P.P.S.: More on how it happened, including serious lapses by the defendant in responding to the action, from AmLaw Litigation Daily, National Law Journal, and Daniel Schwartz.
Today I testified before the Senate Republican Conference about the effect on the economy of excessive litigation. A podcast is available on-line and, for the insomniacs among you, the hearing will be broadcast on C-SPAN tonight at 10:56 PM Eastern and again at 2:09 AM Eastern. Also testifying was Life Without Lawyers author Philip Howard; Crystal Chodes, who lost her job because of the expense of a meritless ADA filing mill suit; Texas doctor David Teuscher; and arbitration expert and University of Kansas law professor Christopher Drahozal.
If you just prefer reading what I have to say, my written testimony is on-line also:

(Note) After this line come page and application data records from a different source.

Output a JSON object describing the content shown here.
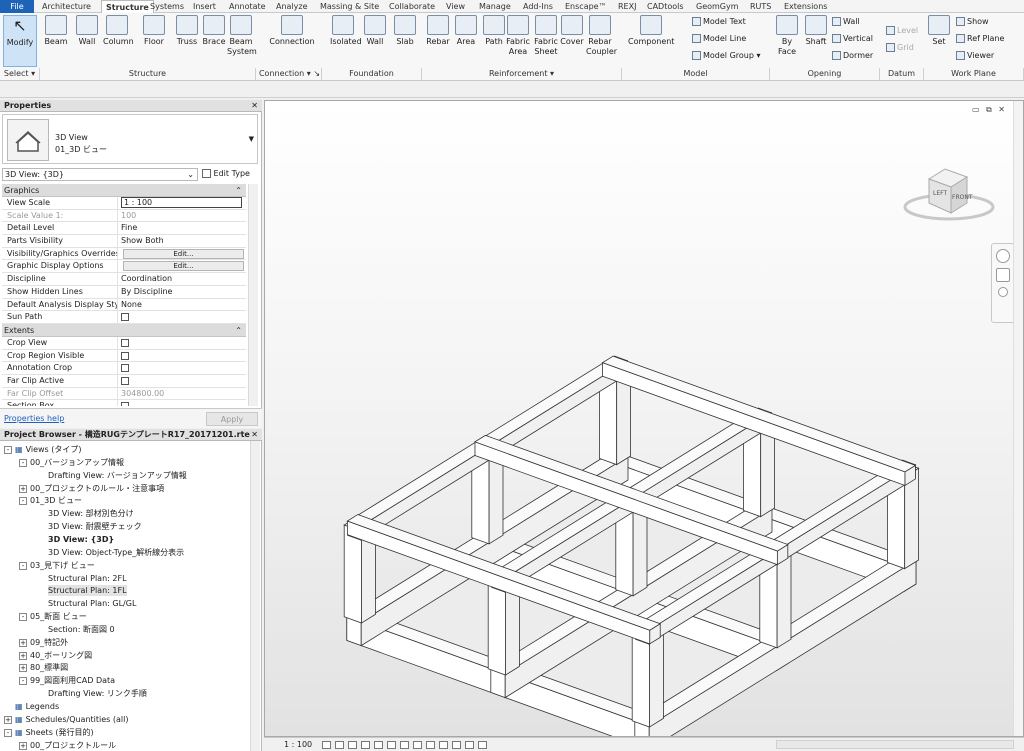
{
  "menu": {
    "file": "File",
    "tabs": [
      "Architecture",
      "Structure",
      "Systems",
      "Insert",
      "Annotate",
      "Analyze",
      "Massing & Site",
      "Collaborate",
      "View",
      "Manage",
      "Add-Ins",
      "Enscape™",
      "REXJ",
      "CADtools",
      "GeomGym",
      "RUTS",
      "Extensions"
    ],
    "active_tab": "Structure"
  },
  "ribbon": {
    "modify": "Modify",
    "select": "Select ▾",
    "structure_buttons": [
      "Beam",
      "Wall",
      "Column",
      "Floor",
      "Truss",
      "Brace",
      "Beam System"
    ],
    "connection": "Connection",
    "foundation_buttons": [
      "Isolated",
      "Wall",
      "Slab"
    ],
    "reinforcement_buttons": [
      "Rebar",
      "Area",
      "Path",
      "Fabric Area",
      "Fabric Sheet",
      "Cover",
      "Rebar Coupler"
    ],
    "component": "Component",
    "model_small": [
      "Model Text",
      "Model Line",
      "Model Group ▾"
    ],
    "opening_buttons": [
      "By Face",
      "Shaft"
    ],
    "opening_small": [
      "Wall",
      "Vertical",
      "Dormer"
    ],
    "datum_small": [
      "Level",
      "Grid"
    ],
    "set": "Set",
    "workplane_small": [
      "Show",
      "Ref Plane",
      "Viewer"
    ],
    "groups": [
      "Select ▾",
      "Structure",
      "Connection ▾ ↘",
      "Foundation",
      "Reinforcement ▾",
      "Model",
      "Opening",
      "Datum",
      "Work Plane"
    ]
  },
  "properties": {
    "title": "Properties",
    "type_name": "3D View",
    "type_sub": "01_3D ビュー",
    "selector": "3D View: {3D}",
    "edit_type": "Edit Type",
    "graphics_label": "Graphics",
    "rows_graphics": [
      {
        "k": "View Scale",
        "v": "1 : 100",
        "kind": "input"
      },
      {
        "k": "Scale Value    1:",
        "v": "100",
        "kind": "dim"
      },
      {
        "k": "Detail Level",
        "v": "Fine"
      },
      {
        "k": "Parts Visibility",
        "v": "Show Both"
      },
      {
        "k": "Visibility/Graphics Overrides",
        "v": "Edit...",
        "kind": "button"
      },
      {
        "k": "Graphic Display Options",
        "v": "Edit...",
        "kind": "button"
      },
      {
        "k": "Discipline",
        "v": "Coordination"
      },
      {
        "k": "Show Hidden Lines",
        "v": "By Discipline"
      },
      {
        "k": "Default Analysis Display Style",
        "v": "None"
      },
      {
        "k": "Sun Path",
        "v": "",
        "kind": "check"
      }
    ],
    "extents_label": "Extents",
    "rows_extents": [
      {
        "k": "Crop View",
        "v": "",
        "kind": "check"
      },
      {
        "k": "Crop Region Visible",
        "v": "",
        "kind": "check"
      },
      {
        "k": "Annotation Crop",
        "v": "",
        "kind": "check"
      },
      {
        "k": "Far Clip Active",
        "v": "",
        "kind": "check"
      },
      {
        "k": "Far Clip Offset",
        "v": "304800.00",
        "kind": "dim"
      },
      {
        "k": "Section Box",
        "v": "",
        "kind": "check"
      }
    ],
    "help_link": "Properties help",
    "apply": "Apply"
  },
  "browser": {
    "title": "Project Browser - 構造RUGテンプレートR17_20171201.rte",
    "nodes": [
      {
        "t": "Views (タイプ)",
        "lvl": 0,
        "pm": "-",
        "icon": "views"
      },
      {
        "t": "00_バージョンアップ情報",
        "lvl": 1,
        "pm": "-"
      },
      {
        "t": "Drafting View: バージョンアップ情報",
        "lvl": 2
      },
      {
        "t": "00_プロジェクトのルール・注意事項",
        "lvl": 1,
        "pm": "+"
      },
      {
        "t": "01_3D ビュー",
        "lvl": 1,
        "pm": "-"
      },
      {
        "t": "3D View: 部材別色分け",
        "lvl": 2
      },
      {
        "t": "3D View: 耐震壁チェック",
        "lvl": 2
      },
      {
        "t": "3D View: {3D}",
        "lvl": 2,
        "bold": true
      },
      {
        "t": "3D View: Object-Type_解析線分表示",
        "lvl": 2
      },
      {
        "t": "03_見下げ ビュー",
        "lvl": 1,
        "pm": "-"
      },
      {
        "t": "Structural Plan: 2FL",
        "lvl": 2
      },
      {
        "t": "Structural Plan: 1FL",
        "lvl": 2,
        "hl": true
      },
      {
        "t": "Structural Plan: GL/GL",
        "lvl": 2
      },
      {
        "t": "05_断面 ビュー",
        "lvl": 1,
        "pm": "-"
      },
      {
        "t": "Section: 断面図 0",
        "lvl": 2
      },
      {
        "t": "09_特記外",
        "lvl": 1,
        "pm": "+"
      },
      {
        "t": "40_ボーリング図",
        "lvl": 1,
        "pm": "+"
      },
      {
        "t": "80_標準図",
        "lvl": 1,
        "pm": "+"
      },
      {
        "t": "99_図面利用CAD Data",
        "lvl": 1,
        "pm": "-"
      },
      {
        "t": "Drafting View: リンク手順",
        "lvl": 2
      },
      {
        "t": "Legends",
        "lvl": 0,
        "icon": "legend"
      },
      {
        "t": "Schedules/Quantities (all)",
        "lvl": 0,
        "pm": "+",
        "icon": "schedule"
      },
      {
        "t": "Sheets (発行目的)",
        "lvl": 0,
        "pm": "-",
        "icon": "sheet"
      },
      {
        "t": "00_プロジェクトルール",
        "lvl": 1,
        "pm": "+"
      }
    ]
  },
  "viewport": {
    "cube_left": "LEFT",
    "cube_front": "FRONT",
    "scale": "1 : 100"
  }
}
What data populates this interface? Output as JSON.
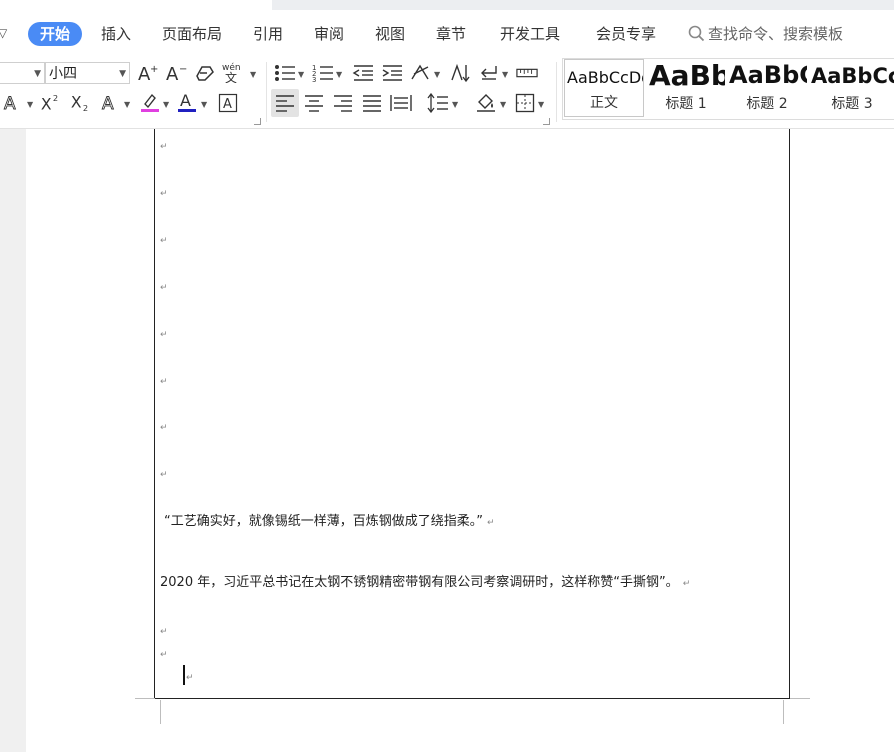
{
  "menu": {
    "tabs": [
      {
        "label": "开始"
      },
      {
        "label": "插入"
      },
      {
        "label": "页面布局"
      },
      {
        "label": "引用"
      },
      {
        "label": "审阅"
      },
      {
        "label": "视图"
      },
      {
        "label": "章节"
      },
      {
        "label": "开发工具"
      },
      {
        "label": "会员专享"
      }
    ],
    "search_label": "查找命令、搜索模板"
  },
  "ribbon": {
    "font_name": "",
    "font_size": "小四",
    "styles": [
      {
        "preview": "AaBbCcDd",
        "name": "正文"
      },
      {
        "preview": "AaBb",
        "name": "标题 1"
      },
      {
        "preview": "AaBbC",
        "name": "标题 2"
      },
      {
        "preview": "AaBbCc",
        "name": "标题 3"
      }
    ],
    "colors": {
      "highlight": "#e040e0",
      "font_color": "#2020c0",
      "accent": "#4a8bf5"
    }
  },
  "document": {
    "paragraph_mark": "↵",
    "quote": "“工艺确实好，就像锡纸一样薄，百炼钢做成了绕指柔。”",
    "sentence": "2020 年，习近平总书记在太钢不锈钢精密带钢有限公司考察调研时，这样称赞“手撕钢”。"
  }
}
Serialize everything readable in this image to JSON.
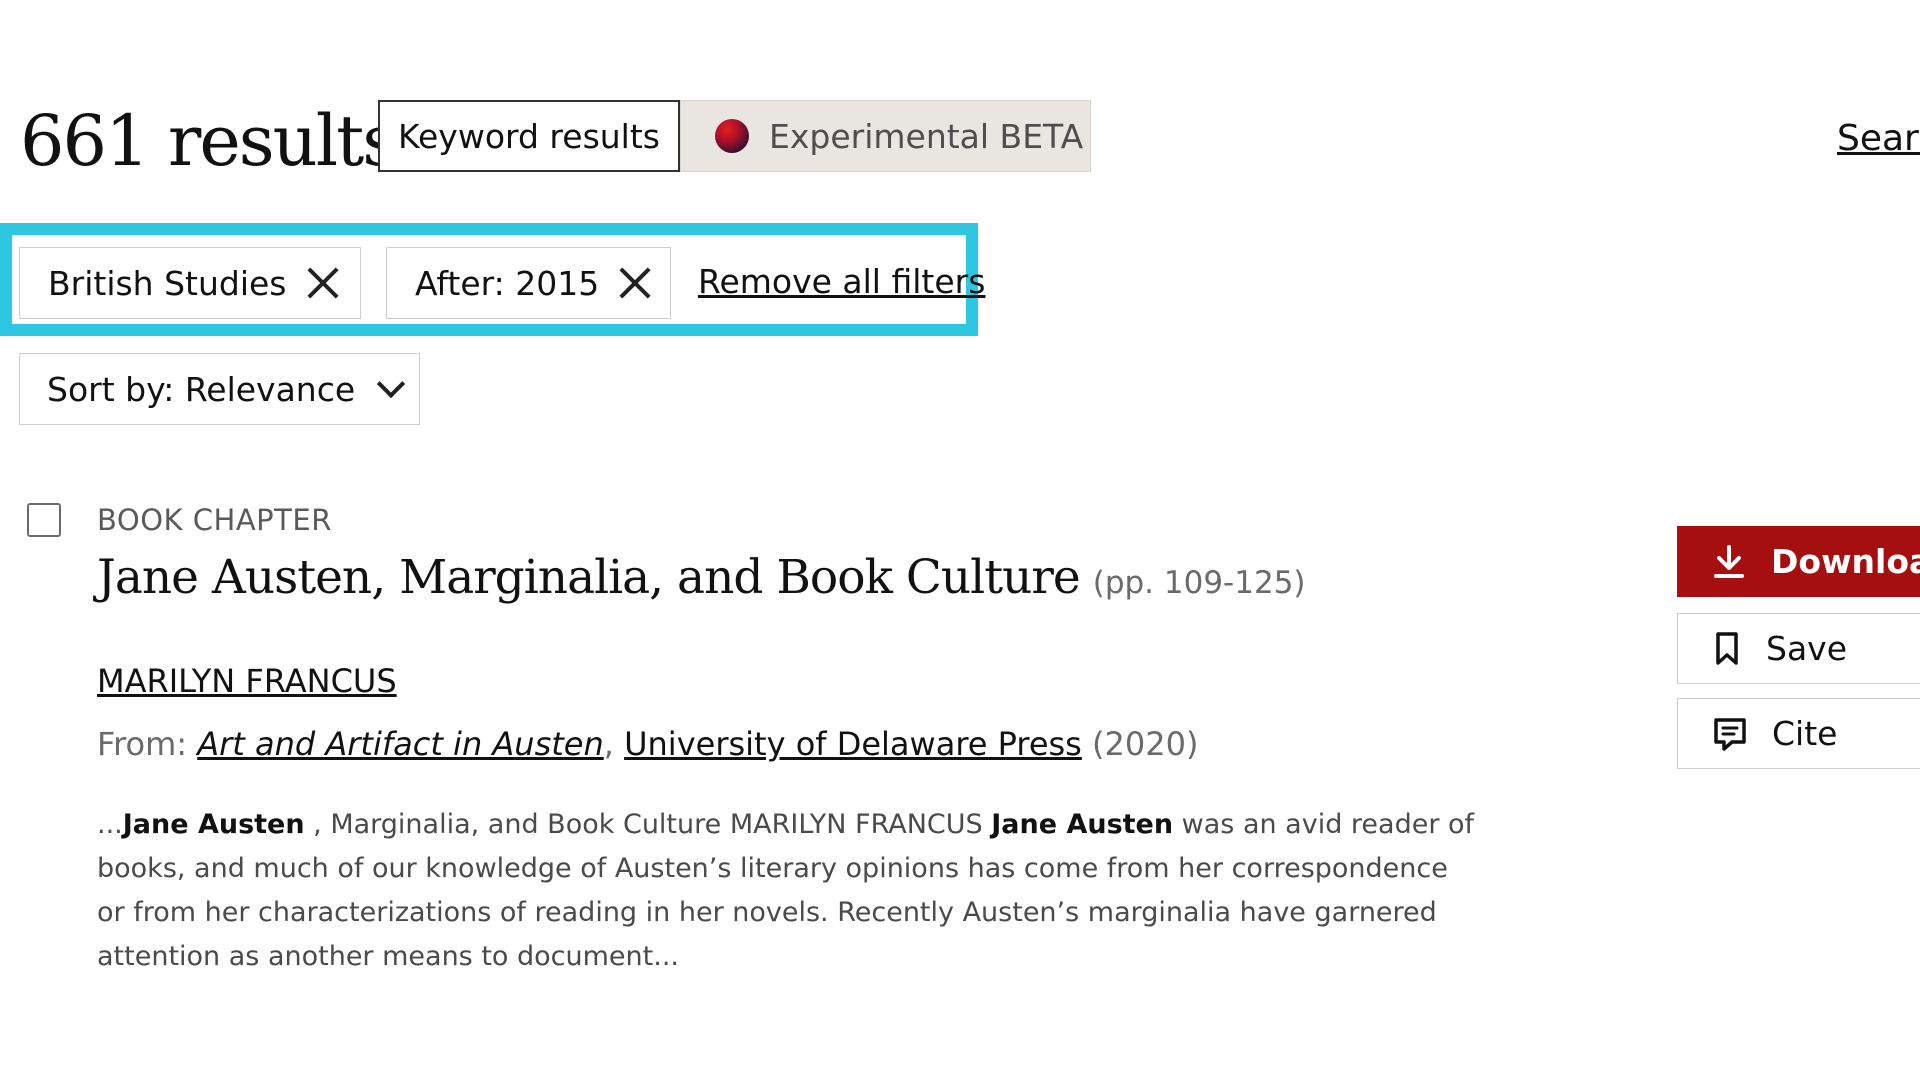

The total loss to the economy from excessive tort litigation above and beyond a baseline of an employment at will regime and an average industrialized tort system can be estimated at between over $600 billion and over $900 billion a year, 4.3% to 6.5% of GNP, or a tort tax of between $8,000 and $12,000/year for an average family of four. And this is very much a conservative estimate, as other economists find much stronger effects than I have estimated here, as I have not tried to estimate a number of identifiable secondary and tertiary effects of excessive tort litigation on allocation of economic resources, and as I have not tried to estimate the likely effect of recent Congressional expansions of tort liability in the last twelve months.
I was pleased to hear from multiple Congressional staffers who are regular Overlawyered readers: one even surreptitiously added the website into my official biography. Carter Wood talks about the hearing and Senator Cornyn’s remarks over at Point of Law.
Update: video on-line at C-SPAN; my segment begins at 43:15 or so. And C-SPAN2 is rebroadcasting at 4:16 pm Eastern on Tuesday, March 17, which suggests that my appearance will be at about 5 pm Eastern.
The Searle Center at Northwestern is out with a new study of consumer arbitration that suggests it’s not the bogeyman trial lawyers have been painting it as (we’ve touched on the topic before). I’ve got a summary excerpt and a few more links over at Point of Law.